▶ **Exercise**: Please retype all of the records below word for word, leaving out any pictures.

##############################

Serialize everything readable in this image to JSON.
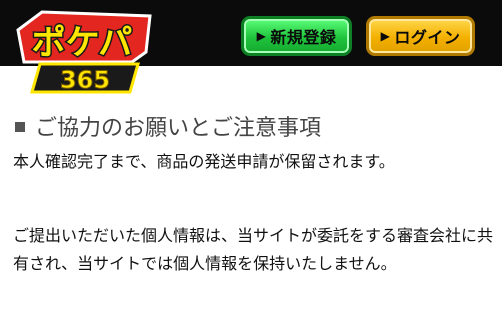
{
  "header": {
    "logo_text_main": "ポケパ",
    "logo_text_sub": "365",
    "register_button": "新規登録",
    "login_button": "ログイン"
  },
  "main": {
    "section_title": "ご協力のお願いとご注意事項",
    "paragraph1": "本人確認完了まで、商品の発送申請が保留されます。",
    "paragraph2": "ご提出いただいた個人情報は、当サイトが委託をする審査会社に共有され、当サイトでは個人情報を保持いたしません。"
  },
  "colors": {
    "header_bg": "#0b0b0b",
    "register_green": "#1fc33c",
    "login_yellow": "#f4b000",
    "logo_red": "#e3261f"
  }
}
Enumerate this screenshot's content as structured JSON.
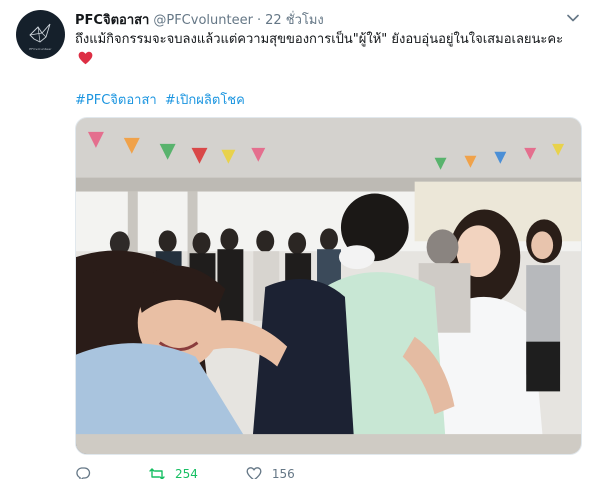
{
  "author": {
    "display_name": "PFCจิตอาสา",
    "handle": "@PFCvolunteer",
    "time": "22 ชั่วโมง",
    "avatar_caption": "PFCvolunteer"
  },
  "tweet": {
    "text": "ถึงแม้กิจกรรมจะจบลงแล้วแต่ความสุขของการเป็น\"ผู้ให้\" ยังอบอุ่นอยู่ในใจเสมอเลยนะคะ",
    "emoji": "red-heart",
    "hashtags": [
      "#PFCจิตอาสา",
      "#เปิกผลิตโชค"
    ]
  },
  "media": {
    "type": "photo",
    "description_icon": "photo"
  },
  "actions": {
    "reply_count": "",
    "retweet_count": "254",
    "like_count": "156"
  },
  "colors": {
    "link": "#1b95e0",
    "retweet_active": "#17bf63",
    "muted": "#657786",
    "heart": "#e0245e"
  }
}
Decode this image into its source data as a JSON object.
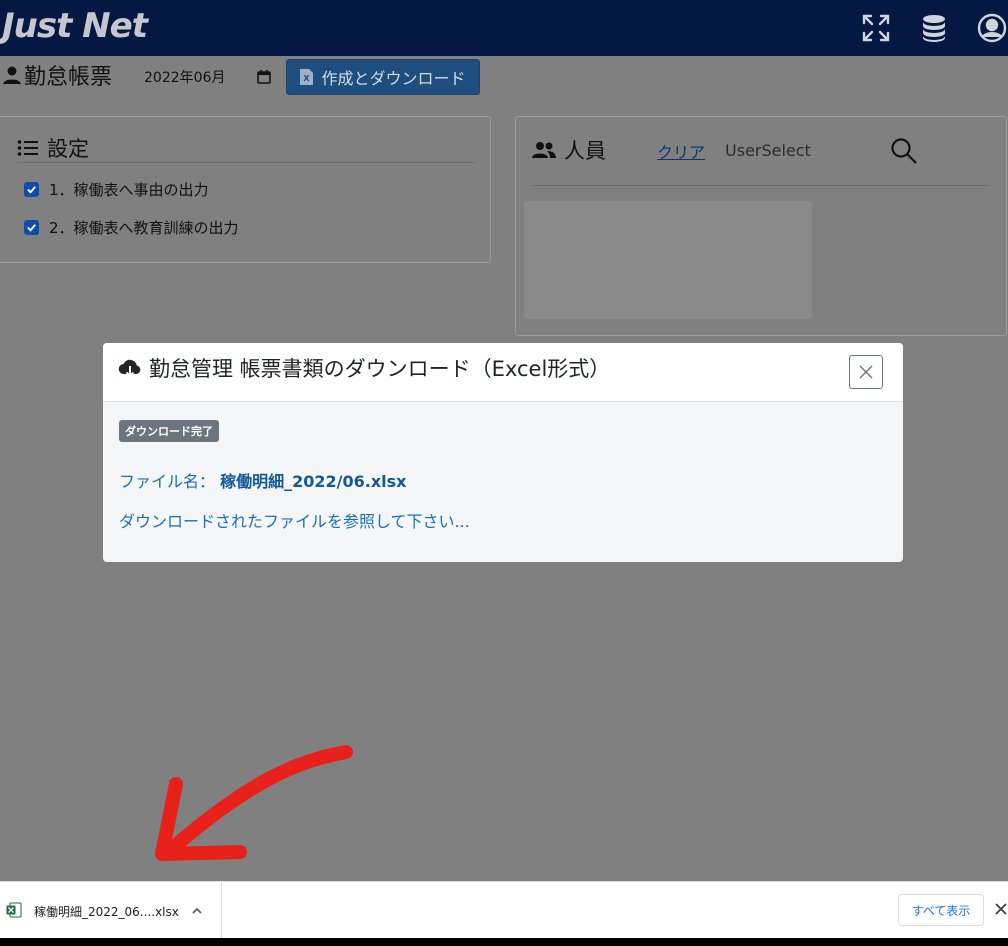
{
  "navbar": {
    "logo_text": "Just Net",
    "icons": [
      "fullscreen-icon",
      "database-icon",
      "user-circle-icon"
    ]
  },
  "page": {
    "title": "勤怠帳票",
    "month_value": "2022年06月",
    "export_button_label": "作成とダウンロード"
  },
  "settings_card": {
    "title": "設定",
    "options": [
      {
        "label": "1．稼働表へ事由の出力",
        "checked": true
      },
      {
        "label": "2．稼働表へ教育訓練の出力",
        "checked": true
      }
    ]
  },
  "people_card": {
    "title": "人員",
    "clear_link": "クリア",
    "user_select": "UserSelect"
  },
  "modal": {
    "title": "勤怠管理 帳票書類のダウンロード（Excel形式）",
    "badge": "ダウンロード完了",
    "file_label": "ファイル名：",
    "file_name": "稼働明細_2022/06.xlsx",
    "message": "ダウンロードされたファイルを参照して下さい..."
  },
  "download_bar": {
    "file_name": "稼働明細_2022_06....xlsx",
    "show_all_label": "すべて表示"
  },
  "colors": {
    "navbar": "#051844",
    "overlay": "#808080",
    "export_button": "#1e4d7f",
    "link_blue": "#1b6fb5",
    "badge_gray": "#6c757d",
    "annotation_red": "#e8201a"
  }
}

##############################

▶ **Output of the task**:
Serialize everything readable in this image to JSON.
{
  "header": {
    "logo_text_main": "ポケパ",
    "logo_text_sub": "365",
    "register_button": "新規登録",
    "login_button": "ログイン"
  },
  "main": {
    "section_title": "ご協力のお願いとご注意事項",
    "paragraph1": "本人確認完了まで、商品の発送申請が保留されます。",
    "paragraph2": "ご提出いただいた個人情報は、当サイトが委託をする審査会社に共有され、当サイトでは個人情報を保持いたしません。"
  },
  "colors": {
    "header_bg": "#0b0b0b",
    "register_green": "#1fc33c",
    "login_yellow": "#f4b000",
    "logo_red": "#e3261f"
  }
}
Enumerate this screenshot's content as structured JSON.
{
  "author": {
    "display_name": "PFCจิตอาสา",
    "handle": "@PFCvolunteer",
    "time": "22 ชั่วโมง",
    "avatar_caption": "PFCvolunteer"
  },
  "tweet": {
    "text": "ถึงแม้กิจกรรมจะจบลงแล้วแต่ความสุขของการเป็น\"ผู้ให้\" ยังอบอุ่นอยู่ในใจเสมอเลยนะคะ",
    "emoji": "red-heart",
    "hashtags": [
      "#PFCจิตอาสา",
      "#เปิกผลิตโชค"
    ]
  },
  "media": {
    "type": "photo",
    "description_icon": "photo"
  },
  "actions": {
    "reply_count": "",
    "retweet_count": "254",
    "like_count": "156"
  },
  "colors": {
    "link": "#1b95e0",
    "retweet_active": "#17bf63",
    "muted": "#657786",
    "heart": "#e0245e"
  }
}
Decode this image into its source data as a JSON object.
{
  "navbar": {
    "logo_text": "Just Net",
    "icons": [
      "fullscreen-icon",
      "database-icon",
      "user-circle-icon"
    ]
  },
  "page": {
    "title": "勤怠帳票",
    "month_value": "2022年06月",
    "export_button_label": "作成とダウンロード"
  },
  "settings_card": {
    "title": "設定",
    "options": [
      {
        "label": "1．稼働表へ事由の出力",
        "checked": true
      },
      {
        "label": "2．稼働表へ教育訓練の出力",
        "checked": true
      }
    ]
  },
  "people_card": {
    "title": "人員",
    "clear_link": "クリア",
    "user_select": "UserSelect"
  },
  "modal": {
    "title": "勤怠管理 帳票書類のダウンロード（Excel形式）",
    "badge": "ダウンロード完了",
    "file_label": "ファイル名：",
    "file_name": "稼働明細_2022/06.xlsx",
    "message": "ダウンロードされたファイルを参照して下さい..."
  },
  "download_bar": {
    "file_name": "稼働明細_2022_06....xlsx",
    "show_all_label": "すべて表示"
  },
  "colors": {
    "navbar": "#051844",
    "overlay": "#808080",
    "export_button": "#1e4d7f",
    "link_blue": "#1b6fb5",
    "badge_gray": "#6c757d",
    "annotation_red": "#e8201a"
  }
}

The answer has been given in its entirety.